**Instructions for the task:** Among the entries below, count the lines where the string "desc" occurs, and give only the number.

**Entries supplied:**

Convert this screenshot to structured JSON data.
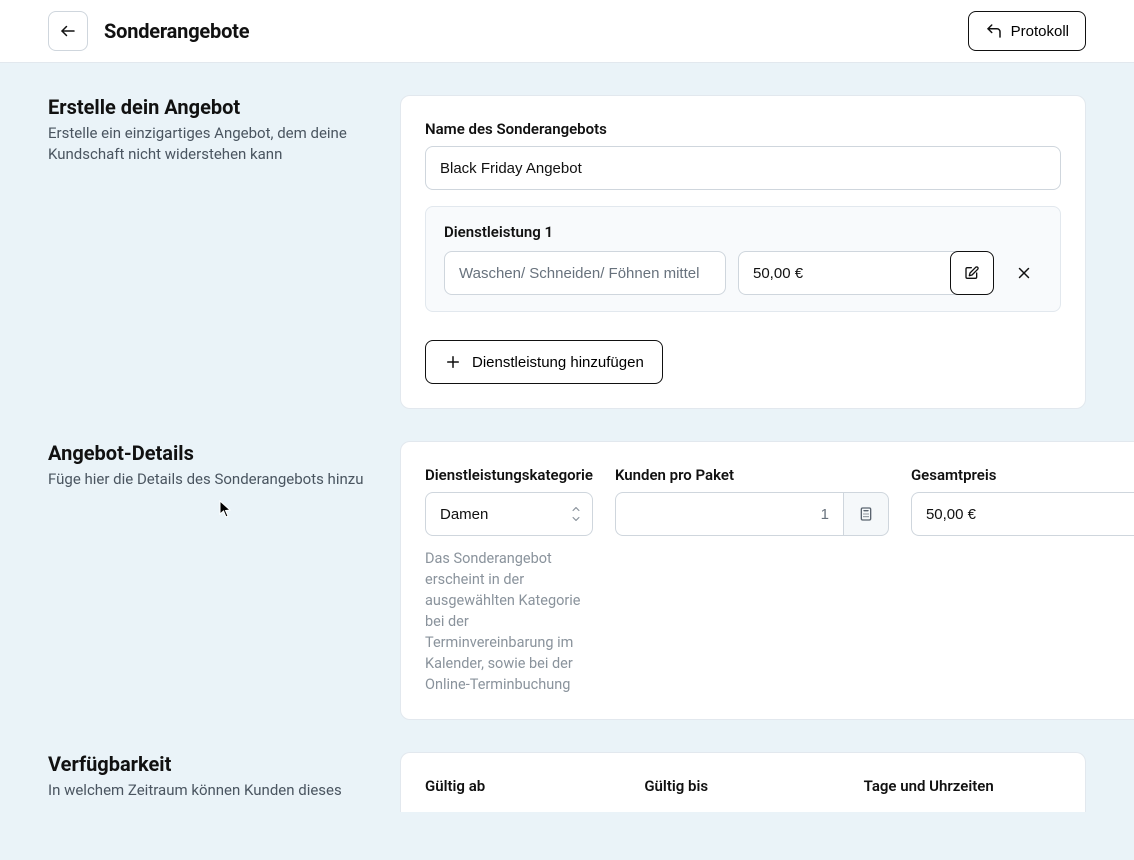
{
  "header": {
    "title": "Sonderangebote",
    "protocol_label": "Protokoll"
  },
  "section1": {
    "heading": "Erstelle dein Angebot",
    "desc": "Erstelle ein einzigartiges Angebot, dem deine Kundschaft nicht widerstehen kann",
    "name_label": "Name des Sonderangebots",
    "name_value": "Black Friday Angebot",
    "service_block_title": "Dienstleistung 1",
    "service_name": "Waschen/ Schneiden/ Föhnen mittel",
    "service_price": "50,00 €",
    "add_service_label": "Dienstleistung hinzufügen"
  },
  "section2": {
    "heading": "Angebot-Details",
    "desc": "Füge hier die Details des Sonderangebots hinzu",
    "category_label": "Dienstleistungskategorie",
    "category_value": "Damen",
    "category_helper": "Das Sonderangebot erscheint in der ausgewählten Kategorie bei der Terminvereinbarung im Kalender, sowie bei der Online-Terminbuchung",
    "customers_label": "Kunden pro Paket",
    "customers_value": "1",
    "total_label": "Gesamtpreis",
    "total_value": "50,00 €"
  },
  "section3": {
    "heading": "Verfügbarkeit",
    "desc": "In welchem Zeitraum können Kunden dieses",
    "valid_from_label": "Gültig ab",
    "valid_to_label": "Gültig bis",
    "days_times_label": "Tage und Uhrzeiten"
  }
}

**The answer:** 3